The English poet Shakespeare once said, “To be, or not to be — that is the question.” Given our current state of the economy there are many companies who are now asking themselves a similar question, “To train, or not to train? While organizations consider this question, I think it is important to keep the big picture in mind. What do I mean? Well, let me explain.
While times are tough and budgets are under the microscope, it would be wise for organizations to take a strategic and thoughtful approach vs. a reactive one. Determine what the most valuable assets are that will keep the business going long term. Arguments can be made for technology, more infrastructure, more resources and equipment, or more systems and processes. Of course, all of these things are important; however none of them will perform well without people to put them into action. People still remain and will always remain to be an organization’s most important resource. When the chips are down and dramatic changes are needed, it won’t be your computer to get it started, especially when it is the culture and environment that might need the most attention. There isn’t a technology available that can openly capture the level of motivation or disappointment that is going on within an employee’s psyche. So, how can an organization get through it all?
Let’s use the analogy of the stock market to help us consider a potential solution. While many people watch their 401K or other investments dollars declining, their gut reaction is to “stop the bleeding” and sell. However, an important formula called Dollar Cost Averaging exists that an investor needs to consider. While the share price may be getting slimmer and therefore account value is dipping, a key component is that you are buying more for your current dollar. It’s like a sale at the clothing store buy one (i.e. $50) and get the other half off ($25). Who doesn’t like to see 50% off the MSRP. The Dollar Cost average would be $37.50 each. We all like this. So many say, just keep steady and keep on investing, eventually the share price will rise, and as you have more shares, your total investment will increase. So is the same with training, but let’s not call it training, because it is actually development. If you want to see your business grow, keep investing in developing training programs for your people especially when they may be looking for that reassurance from the company. The more you put into them, the more they will be put back into your organization. Call it a “stimulus package” that will spark renewal, commitment, and creative effort by your people to do more for the benefit of their team and the organization. Everybody wants some job security right now.

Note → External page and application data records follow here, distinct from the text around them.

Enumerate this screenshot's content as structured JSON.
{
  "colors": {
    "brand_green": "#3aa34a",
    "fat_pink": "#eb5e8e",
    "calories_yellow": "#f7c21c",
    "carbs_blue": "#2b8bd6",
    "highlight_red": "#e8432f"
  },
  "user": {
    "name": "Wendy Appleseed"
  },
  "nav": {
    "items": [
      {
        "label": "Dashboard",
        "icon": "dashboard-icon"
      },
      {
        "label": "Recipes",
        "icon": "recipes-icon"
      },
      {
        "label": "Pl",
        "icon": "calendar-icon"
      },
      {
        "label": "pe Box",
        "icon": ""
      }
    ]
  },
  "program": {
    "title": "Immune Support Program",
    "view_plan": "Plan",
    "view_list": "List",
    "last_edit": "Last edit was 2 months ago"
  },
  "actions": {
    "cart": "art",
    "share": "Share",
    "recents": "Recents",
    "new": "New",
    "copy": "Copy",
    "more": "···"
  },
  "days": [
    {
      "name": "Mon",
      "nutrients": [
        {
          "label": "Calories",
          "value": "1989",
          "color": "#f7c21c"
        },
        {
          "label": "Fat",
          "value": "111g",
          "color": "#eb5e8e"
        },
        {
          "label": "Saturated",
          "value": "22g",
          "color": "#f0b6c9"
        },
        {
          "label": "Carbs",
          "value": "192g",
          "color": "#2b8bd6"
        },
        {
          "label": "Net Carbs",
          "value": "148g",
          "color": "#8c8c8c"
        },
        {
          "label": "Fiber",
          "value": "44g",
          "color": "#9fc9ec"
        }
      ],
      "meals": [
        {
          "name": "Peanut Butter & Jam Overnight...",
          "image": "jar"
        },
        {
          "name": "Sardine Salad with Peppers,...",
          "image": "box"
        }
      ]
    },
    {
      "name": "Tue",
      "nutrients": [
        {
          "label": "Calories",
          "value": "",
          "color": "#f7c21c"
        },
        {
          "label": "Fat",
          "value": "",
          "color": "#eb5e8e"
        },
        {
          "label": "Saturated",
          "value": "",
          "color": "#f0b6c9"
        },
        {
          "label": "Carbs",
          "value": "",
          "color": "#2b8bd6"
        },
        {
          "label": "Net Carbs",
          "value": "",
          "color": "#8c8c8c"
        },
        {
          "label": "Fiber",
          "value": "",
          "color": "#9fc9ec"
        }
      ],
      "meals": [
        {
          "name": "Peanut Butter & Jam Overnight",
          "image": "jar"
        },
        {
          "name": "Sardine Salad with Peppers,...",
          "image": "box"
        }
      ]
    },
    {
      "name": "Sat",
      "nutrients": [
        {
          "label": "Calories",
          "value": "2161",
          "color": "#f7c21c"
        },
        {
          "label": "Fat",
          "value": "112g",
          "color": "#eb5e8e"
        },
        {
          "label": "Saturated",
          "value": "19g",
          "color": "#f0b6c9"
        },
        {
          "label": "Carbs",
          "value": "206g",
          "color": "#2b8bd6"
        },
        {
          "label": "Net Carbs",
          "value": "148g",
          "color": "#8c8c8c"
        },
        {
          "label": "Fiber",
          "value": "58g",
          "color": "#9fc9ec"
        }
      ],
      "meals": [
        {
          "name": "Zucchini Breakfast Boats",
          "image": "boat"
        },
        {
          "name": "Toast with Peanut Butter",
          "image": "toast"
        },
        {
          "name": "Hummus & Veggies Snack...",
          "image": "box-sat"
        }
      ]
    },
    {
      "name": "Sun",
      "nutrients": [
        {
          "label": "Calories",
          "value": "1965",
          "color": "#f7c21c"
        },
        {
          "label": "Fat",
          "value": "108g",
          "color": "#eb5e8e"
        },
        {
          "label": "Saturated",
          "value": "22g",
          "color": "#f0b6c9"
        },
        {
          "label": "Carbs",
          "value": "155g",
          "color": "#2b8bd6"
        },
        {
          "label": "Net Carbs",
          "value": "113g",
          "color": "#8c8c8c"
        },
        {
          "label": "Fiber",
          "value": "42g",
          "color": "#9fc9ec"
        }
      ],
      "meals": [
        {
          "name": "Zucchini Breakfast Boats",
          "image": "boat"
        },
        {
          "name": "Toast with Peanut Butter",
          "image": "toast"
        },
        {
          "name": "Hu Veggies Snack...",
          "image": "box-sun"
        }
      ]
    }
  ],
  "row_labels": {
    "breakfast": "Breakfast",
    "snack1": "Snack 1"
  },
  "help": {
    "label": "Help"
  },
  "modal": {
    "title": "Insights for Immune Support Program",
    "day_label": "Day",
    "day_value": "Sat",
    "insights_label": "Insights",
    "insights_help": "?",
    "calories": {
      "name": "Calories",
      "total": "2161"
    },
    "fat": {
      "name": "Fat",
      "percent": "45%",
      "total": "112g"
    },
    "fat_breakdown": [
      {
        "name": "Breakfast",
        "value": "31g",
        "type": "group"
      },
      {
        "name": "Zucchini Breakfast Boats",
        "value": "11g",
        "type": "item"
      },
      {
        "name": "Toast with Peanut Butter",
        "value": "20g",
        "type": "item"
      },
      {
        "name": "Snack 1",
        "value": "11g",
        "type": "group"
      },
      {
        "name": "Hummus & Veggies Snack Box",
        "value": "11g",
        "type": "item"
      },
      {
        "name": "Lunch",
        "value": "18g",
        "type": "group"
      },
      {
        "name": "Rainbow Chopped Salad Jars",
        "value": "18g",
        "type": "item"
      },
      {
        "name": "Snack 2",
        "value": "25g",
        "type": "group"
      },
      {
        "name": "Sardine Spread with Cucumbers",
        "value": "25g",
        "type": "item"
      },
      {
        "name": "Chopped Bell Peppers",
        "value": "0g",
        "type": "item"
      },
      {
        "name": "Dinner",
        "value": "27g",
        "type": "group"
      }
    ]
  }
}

Those organizations, that are willing to provide some investment, will retain their people and, in addition, drive a deeper level of partnership and collaboration from their employees.
We often hear that it’s hard for organizations to take time away from work to “train” their people. Well, here’s some everyday strategic thinking. If business is slower, there are less projects happening, so your people probably have more downtime and are therefore able to break away from work and go be “trained.” So, isn’t this one of the better times to get your staff ready? How is that for breaking the paradigm of it’s too time consuming to develop our people!
Another argument might be that training is too expensive. Yes . . . everything has a cost, some are obvious, and some are hidden. But you will run a bigger risk in not developing your people – which has all sorts of hidden costs that ultimately impact the organization’s profitability and success – vs. not spending money for people development and losing valuable experience. Keep in mind the stock market analogy….it’s easy not to spend money and think we’re doing a good thing but is this a good thing? If you stop investing in your people, won’t they provide you a much lower ROI in the long run? The strategic thinker will invest for the future.
This reminds me of one of the principles taught in university marketing classes. The best time to market is in a slow economy so people see your name; they build brand awareness and brand loyalty and confidence. These same results apply to people development. Put your budgets to work and sharpen the skills of your employees. Make them better tools of the trade to not only get you better results now but in the future. So, if you are asking yourself this question, “To develop people or not to develop people?” The answer is 100% yes, and invest more now and get more “shares” for better ldeveong-term results.